**Try it**
Every record below is to be reproduced exactly.

(Excerpts from an interface dataset)
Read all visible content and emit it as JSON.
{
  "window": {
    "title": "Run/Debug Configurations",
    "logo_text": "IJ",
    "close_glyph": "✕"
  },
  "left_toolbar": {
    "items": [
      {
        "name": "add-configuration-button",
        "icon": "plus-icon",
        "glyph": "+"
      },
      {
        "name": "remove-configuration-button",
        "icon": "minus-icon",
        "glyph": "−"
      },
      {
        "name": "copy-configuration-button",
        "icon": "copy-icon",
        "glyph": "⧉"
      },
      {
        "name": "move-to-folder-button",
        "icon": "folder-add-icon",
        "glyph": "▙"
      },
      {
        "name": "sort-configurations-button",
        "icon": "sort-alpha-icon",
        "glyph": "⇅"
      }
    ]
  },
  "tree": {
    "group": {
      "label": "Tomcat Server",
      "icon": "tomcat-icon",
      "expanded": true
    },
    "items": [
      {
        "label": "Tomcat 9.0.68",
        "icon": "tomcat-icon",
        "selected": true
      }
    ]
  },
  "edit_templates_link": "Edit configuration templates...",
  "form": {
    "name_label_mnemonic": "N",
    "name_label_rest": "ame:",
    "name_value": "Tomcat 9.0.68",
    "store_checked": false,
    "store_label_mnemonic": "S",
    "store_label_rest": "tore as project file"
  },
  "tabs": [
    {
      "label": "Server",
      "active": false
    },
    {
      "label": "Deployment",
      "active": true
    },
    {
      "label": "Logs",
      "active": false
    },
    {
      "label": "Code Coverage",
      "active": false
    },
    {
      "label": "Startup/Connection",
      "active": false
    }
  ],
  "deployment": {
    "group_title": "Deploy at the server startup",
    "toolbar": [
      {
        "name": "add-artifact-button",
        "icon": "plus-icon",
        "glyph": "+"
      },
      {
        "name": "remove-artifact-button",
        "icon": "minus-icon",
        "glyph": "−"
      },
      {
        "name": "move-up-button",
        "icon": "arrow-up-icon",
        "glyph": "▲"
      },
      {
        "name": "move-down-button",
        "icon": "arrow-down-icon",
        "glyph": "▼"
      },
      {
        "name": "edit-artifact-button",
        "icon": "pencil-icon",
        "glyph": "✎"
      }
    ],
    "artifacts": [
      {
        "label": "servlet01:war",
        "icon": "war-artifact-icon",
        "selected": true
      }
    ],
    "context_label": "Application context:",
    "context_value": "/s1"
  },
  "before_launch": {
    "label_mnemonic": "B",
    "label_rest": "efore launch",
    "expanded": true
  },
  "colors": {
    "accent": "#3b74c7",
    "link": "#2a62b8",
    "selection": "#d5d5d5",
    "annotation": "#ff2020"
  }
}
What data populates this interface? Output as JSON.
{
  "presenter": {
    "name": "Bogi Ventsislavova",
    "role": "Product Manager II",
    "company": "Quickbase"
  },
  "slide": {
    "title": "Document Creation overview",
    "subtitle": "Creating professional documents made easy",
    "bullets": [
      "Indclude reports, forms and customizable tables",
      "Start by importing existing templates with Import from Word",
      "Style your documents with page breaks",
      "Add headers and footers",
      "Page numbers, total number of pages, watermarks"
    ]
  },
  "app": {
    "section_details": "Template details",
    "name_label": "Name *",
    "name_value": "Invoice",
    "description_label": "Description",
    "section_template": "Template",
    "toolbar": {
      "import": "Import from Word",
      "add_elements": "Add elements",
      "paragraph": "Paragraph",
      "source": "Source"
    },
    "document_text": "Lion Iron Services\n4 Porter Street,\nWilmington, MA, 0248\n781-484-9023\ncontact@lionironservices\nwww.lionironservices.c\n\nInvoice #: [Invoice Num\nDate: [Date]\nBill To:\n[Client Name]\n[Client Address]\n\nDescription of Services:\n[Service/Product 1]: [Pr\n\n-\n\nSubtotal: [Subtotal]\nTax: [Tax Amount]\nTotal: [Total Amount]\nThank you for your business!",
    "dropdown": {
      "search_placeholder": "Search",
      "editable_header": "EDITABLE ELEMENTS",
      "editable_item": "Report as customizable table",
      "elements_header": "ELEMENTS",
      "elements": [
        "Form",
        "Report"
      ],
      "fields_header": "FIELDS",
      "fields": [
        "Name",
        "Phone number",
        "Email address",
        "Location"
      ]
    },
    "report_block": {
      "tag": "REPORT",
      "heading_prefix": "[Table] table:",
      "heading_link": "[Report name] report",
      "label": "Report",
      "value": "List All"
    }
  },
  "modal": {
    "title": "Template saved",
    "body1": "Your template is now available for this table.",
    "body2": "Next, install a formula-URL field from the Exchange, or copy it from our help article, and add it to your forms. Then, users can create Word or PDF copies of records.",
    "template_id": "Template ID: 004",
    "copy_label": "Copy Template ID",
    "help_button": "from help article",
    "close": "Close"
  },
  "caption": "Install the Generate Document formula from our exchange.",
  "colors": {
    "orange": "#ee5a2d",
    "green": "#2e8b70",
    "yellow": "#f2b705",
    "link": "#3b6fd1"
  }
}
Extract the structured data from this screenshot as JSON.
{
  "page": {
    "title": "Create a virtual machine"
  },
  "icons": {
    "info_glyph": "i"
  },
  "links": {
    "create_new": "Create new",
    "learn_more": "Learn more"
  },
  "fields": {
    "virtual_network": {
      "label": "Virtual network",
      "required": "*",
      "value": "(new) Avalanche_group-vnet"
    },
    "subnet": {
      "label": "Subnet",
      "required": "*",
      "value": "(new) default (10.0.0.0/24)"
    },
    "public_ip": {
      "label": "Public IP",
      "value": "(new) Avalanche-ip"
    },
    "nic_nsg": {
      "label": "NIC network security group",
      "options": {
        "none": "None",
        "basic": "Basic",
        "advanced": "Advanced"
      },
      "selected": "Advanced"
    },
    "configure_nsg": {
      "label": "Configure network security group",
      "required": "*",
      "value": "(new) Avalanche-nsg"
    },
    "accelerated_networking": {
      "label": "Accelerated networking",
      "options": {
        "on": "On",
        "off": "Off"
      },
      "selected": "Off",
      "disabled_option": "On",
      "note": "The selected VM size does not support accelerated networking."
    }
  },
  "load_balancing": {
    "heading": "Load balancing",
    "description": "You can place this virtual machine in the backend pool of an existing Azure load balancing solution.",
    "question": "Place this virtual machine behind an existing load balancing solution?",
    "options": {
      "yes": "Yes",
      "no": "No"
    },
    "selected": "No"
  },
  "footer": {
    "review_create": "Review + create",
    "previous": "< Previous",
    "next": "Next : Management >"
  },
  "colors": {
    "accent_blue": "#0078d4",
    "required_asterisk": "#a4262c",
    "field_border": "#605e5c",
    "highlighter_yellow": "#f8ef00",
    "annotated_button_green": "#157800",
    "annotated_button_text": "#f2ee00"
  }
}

**Exercise response**
Read all visible content and emit it as JSON.
{
  "window": {
    "title": "Run/Debug Configurations",
    "logo_text": "IJ",
    "close_glyph": "✕"
  },
  "left_toolbar": {
    "items": [
      {
        "name": "add-configuration-button",
        "icon": "plus-icon",
        "glyph": "+"
      },
      {
        "name": "remove-configuration-button",
        "icon": "minus-icon",
        "glyph": "−"
      },
      {
        "name": "copy-configuration-button",
        "icon": "copy-icon",
        "glyph": "⧉"
      },
      {
        "name": "move-to-folder-button",
        "icon": "folder-add-icon",
        "glyph": "▙"
      },
      {
        "name": "sort-configurations-button",
        "icon": "sort-alpha-icon",
        "glyph": "⇅"
      }
    ]
  },
  "tree": {
    "group": {
      "label": "Tomcat Server",
      "icon": "tomcat-icon",
      "expanded": true
    },
    "items": [
      {
        "label": "Tomcat 9.0.68",
        "icon": "tomcat-icon",
        "selected": true
      }
    ]
  },
  "edit_templates_link": "Edit configuration templates...",
  "form": {
    "name_label_mnemonic": "N",
    "name_label_rest": "ame:",
    "name_value": "Tomcat 9.0.68",
    "store_checked": false,
    "store_label_mnemonic": "S",
    "store_label_rest": "tore as project file"
  },
  "tabs": [
    {
      "label": "Server",
      "active": false
    },
    {
      "label": "Deployment",
      "active": true
    },
    {
      "label": "Logs",
      "active": false
    },
    {
      "label": "Code Coverage",
      "active": false
    },
    {
      "label": "Startup/Connection",
      "active": false
    }
  ],
  "deployment": {
    "group_title": "Deploy at the server startup",
    "toolbar": [
      {
        "name": "add-artifact-button",
        "icon": "plus-icon",
        "glyph": "+"
      },
      {
        "name": "remove-artifact-button",
        "icon": "minus-icon",
        "glyph": "−"
      },
      {
        "name": "move-up-button",
        "icon": "arrow-up-icon",
        "glyph": "▲"
      },
      {
        "name": "move-down-button",
        "icon": "arrow-down-icon",
        "glyph": "▼"
      },
      {
        "name": "edit-artifact-button",
        "icon": "pencil-icon",
        "glyph": "✎"
      }
    ],
    "artifacts": [
      {
        "label": "servlet01:war",
        "icon": "war-artifact-icon",
        "selected": true
      }
    ],
    "context_label": "Application context:",
    "context_value": "/s1"
  },
  "before_launch": {
    "label_mnemonic": "B",
    "label_rest": "efore launch",
    "expanded": true
  },
  "colors": {
    "accent": "#3b74c7",
    "link": "#2a62b8",
    "selection": "#d5d5d5",
    "annotation": "#ff2020"
  }
}
What data populates this interface? Output as JSON.
{
  "presenter": {
    "name": "Bogi Ventsislavova",
    "role": "Product Manager II",
    "company": "Quickbase"
  },
  "slide": {
    "title": "Document Creation overview",
    "subtitle": "Creating professional documents made easy",
    "bullets": [
      "Indclude reports, forms and customizable tables",
      "Start by importing existing templates with Import from Word",
      "Style your documents with page breaks",
      "Add headers and footers",
      "Page numbers, total number of pages, watermarks"
    ]
  },
  "app": {
    "section_details": "Template details",
    "name_label": "Name *",
    "name_value": "Invoice",
    "description_label": "Description",
    "section_template": "Template",
    "toolbar": {
      "import": "Import from Word",
      "add_elements": "Add elements",
      "paragraph": "Paragraph",
      "source": "Source"
    },
    "document_text": "Lion Iron Services\n4 Porter Street,\nWilmington, MA, 0248\n781-484-9023\ncontact@lionironservices\nwww.lionironservices.c\n\nInvoice #: [Invoice Num\nDate: [Date]\nBill To:\n[Client Name]\n[Client Address]\n\nDescription of Services:\n[Service/Product 1]: [Pr\n\n-\n\nSubtotal: [Subtotal]\nTax: [Tax Amount]\nTotal: [Total Amount]\nThank you for your business!",
    "dropdown": {
      "search_placeholder": "Search",
      "editable_header": "EDITABLE ELEMENTS",
      "editable_item": "Report as customizable table",
      "elements_header": "ELEMENTS",
      "elements": [
        "Form",
        "Report"
      ],
      "fields_header": "FIELDS",
      "fields": [
        "Name",
        "Phone number",
        "Email address",
        "Location"
      ]
    },
    "report_block": {
      "tag": "REPORT",
      "heading_prefix": "[Table] table:",
      "heading_link": "[Report name] report",
      "label": "Report",
      "value": "List All"
    }
  },
  "modal": {
    "title": "Template saved",
    "body1": "Your template is now available for this table.",
    "body2": "Next, install a formula-URL field from the Exchange, or copy it from our help article, and add it to your forms. Then, users can create Word or PDF copies of records.",
    "template_id": "Template ID: 004",
    "copy_label": "Copy Template ID",
    "help_button": "from help article",
    "close": "Close"
  },
  "caption": "Install the Generate Document formula from our exchange.",
  "colors": {
    "orange": "#ee5a2d",
    "green": "#2e8b70",
    "yellow": "#f2b705",
    "link": "#3b6fd1"
  }
}
Extract the structured data from this screenshot as JSON.
{
  "page": {
    "title": "Create a virtual machine"
  },
  "icons": {
    "info_glyph": "i"
  },
  "links": {
    "create_new": "Create new",
    "learn_more": "Learn more"
  },
  "fields": {
    "virtual_network": {
      "label": "Virtual network",
      "required": "*",
      "value": "(new) Avalanche_group-vnet"
    },
    "subnet": {
      "label": "Subnet",
      "required": "*",
      "value": "(new) default (10.0.0.0/24)"
    },
    "public_ip": {
      "label": "Public IP",
      "value": "(new) Avalanche-ip"
    },
    "nic_nsg": {
      "label": "NIC network security group",
      "options": {
        "none": "None",
        "basic": "Basic",
        "advanced": "Advanced"
      },
      "selected": "Advanced"
    },
    "configure_nsg": {
      "label": "Configure network security group",
      "required": "*",
      "value": "(new) Avalanche-nsg"
    },
    "accelerated_networking": {
      "label": "Accelerated networking",
      "options": {
        "on": "On",
        "off": "Off"
      },
      "selected": "Off",
      "disabled_option": "On",
      "note": "The selected VM size does not support accelerated networking."
    }
  },
  "load_balancing": {
    "heading": "Load balancing",
    "description": "You can place this virtual machine in the backend pool of an existing Azure load balancing solution.",
    "question": "Place this virtual machine behind an existing load balancing solution?",
    "options": {
      "yes": "Yes",
      "no": "No"
    },
    "selected": "No"
  },
  "footer": {
    "review_create": "Review + create",
    "previous": "< Previous",
    "next": "Next : Management >"
  },
  "colors": {
    "accent_blue": "#0078d4",
    "required_asterisk": "#a4262c",
    "field_border": "#605e5c",
    "highlighter_yellow": "#f8ef00",
    "annotated_button_green": "#157800",
    "annotated_button_text": "#f2ee00"
  }
}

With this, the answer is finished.